Struggling BlackBerry Limited may have to shell out USD 157 million to Fairfax Financial if the smartphone maker backs out from the proposed USD 4.7 billion takeover offer.
BlackBerry Limited would be liable to pay the break-up fee if the company enters into an alternative transaction within three months from November 4, when Fairfax is set to complete its six-week due diligence for the proposed deal.
The phone maker would be required to pay "Fairfax a fee of USD 0.30 for each issued and outstanding Blackberry share." This would amount to USD 157.2 million.
BlackBerry's total outstanding shares stood at 524 million as of June 30, as per data available with Nasdaq.

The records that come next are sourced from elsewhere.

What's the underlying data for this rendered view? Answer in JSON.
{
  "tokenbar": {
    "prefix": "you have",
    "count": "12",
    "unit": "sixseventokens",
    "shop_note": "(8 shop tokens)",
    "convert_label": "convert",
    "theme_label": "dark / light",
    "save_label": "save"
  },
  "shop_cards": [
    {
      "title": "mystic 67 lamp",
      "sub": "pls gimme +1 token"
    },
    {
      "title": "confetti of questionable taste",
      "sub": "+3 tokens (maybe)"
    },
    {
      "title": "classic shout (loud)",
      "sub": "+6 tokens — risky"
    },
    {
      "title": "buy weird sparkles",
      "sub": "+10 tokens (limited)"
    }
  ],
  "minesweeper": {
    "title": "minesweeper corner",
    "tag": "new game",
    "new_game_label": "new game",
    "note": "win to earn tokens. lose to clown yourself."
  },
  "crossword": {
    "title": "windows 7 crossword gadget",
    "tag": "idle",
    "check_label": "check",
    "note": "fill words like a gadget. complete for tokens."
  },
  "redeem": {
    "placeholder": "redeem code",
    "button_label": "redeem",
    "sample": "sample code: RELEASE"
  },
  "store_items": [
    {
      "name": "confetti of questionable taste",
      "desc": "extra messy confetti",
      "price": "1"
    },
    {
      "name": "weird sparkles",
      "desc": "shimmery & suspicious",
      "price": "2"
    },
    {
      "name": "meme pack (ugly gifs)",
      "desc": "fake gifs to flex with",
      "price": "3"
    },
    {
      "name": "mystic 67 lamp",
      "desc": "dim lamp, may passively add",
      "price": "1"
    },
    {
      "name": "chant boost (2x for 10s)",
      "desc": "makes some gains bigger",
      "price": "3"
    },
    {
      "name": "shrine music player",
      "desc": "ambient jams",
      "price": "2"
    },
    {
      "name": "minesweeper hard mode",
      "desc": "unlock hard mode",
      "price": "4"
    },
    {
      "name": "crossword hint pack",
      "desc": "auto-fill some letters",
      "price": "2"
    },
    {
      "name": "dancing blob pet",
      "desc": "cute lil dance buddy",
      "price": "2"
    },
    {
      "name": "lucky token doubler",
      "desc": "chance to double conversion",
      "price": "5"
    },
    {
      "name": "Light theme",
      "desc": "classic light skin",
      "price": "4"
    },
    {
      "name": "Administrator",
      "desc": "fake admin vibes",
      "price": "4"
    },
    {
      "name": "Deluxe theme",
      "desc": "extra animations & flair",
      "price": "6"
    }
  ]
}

According to a US SEC filing, the break-up fee would also come into play even if the handset maker publicly announces an alternative deal during the due diligence period.
However, the smartphone manufacturer would not be required to pay the fee if Fairfax reduces its offer price from USD 9 per share.
The terms of the agreement signed between BlackBerry Limited and the consortium led by Fairfax said that during the six-week diligence period, if the company enters into any letter of intent or definitive agreement providing for an alternative transaction, it shall pay the break-fee "immediately upon entering into such agreement."
"(Also), if during the diligence period, the company (BlackBerry Limited) ceases to negotiate with the consortium in good faith with a view to entering into definitive agreement by the end of the diligence period," the break-up fee would be applicable immediately upon such cessation, BlackBerry said in the filing on Monday.
The break-up fee would also be applicable if during the three-month period after November 4, 2013, BlackBerry Limited enters into any pact providing for an alternative deal "with a person with whom discussions regarding an alternative transaction were held before or during the diligence period" and finally is consummated.
The break-off fee would also be applicable if during the diligence period, an alternative transaction other than as contemplated is publicly proposed or publicly announced by a third person and such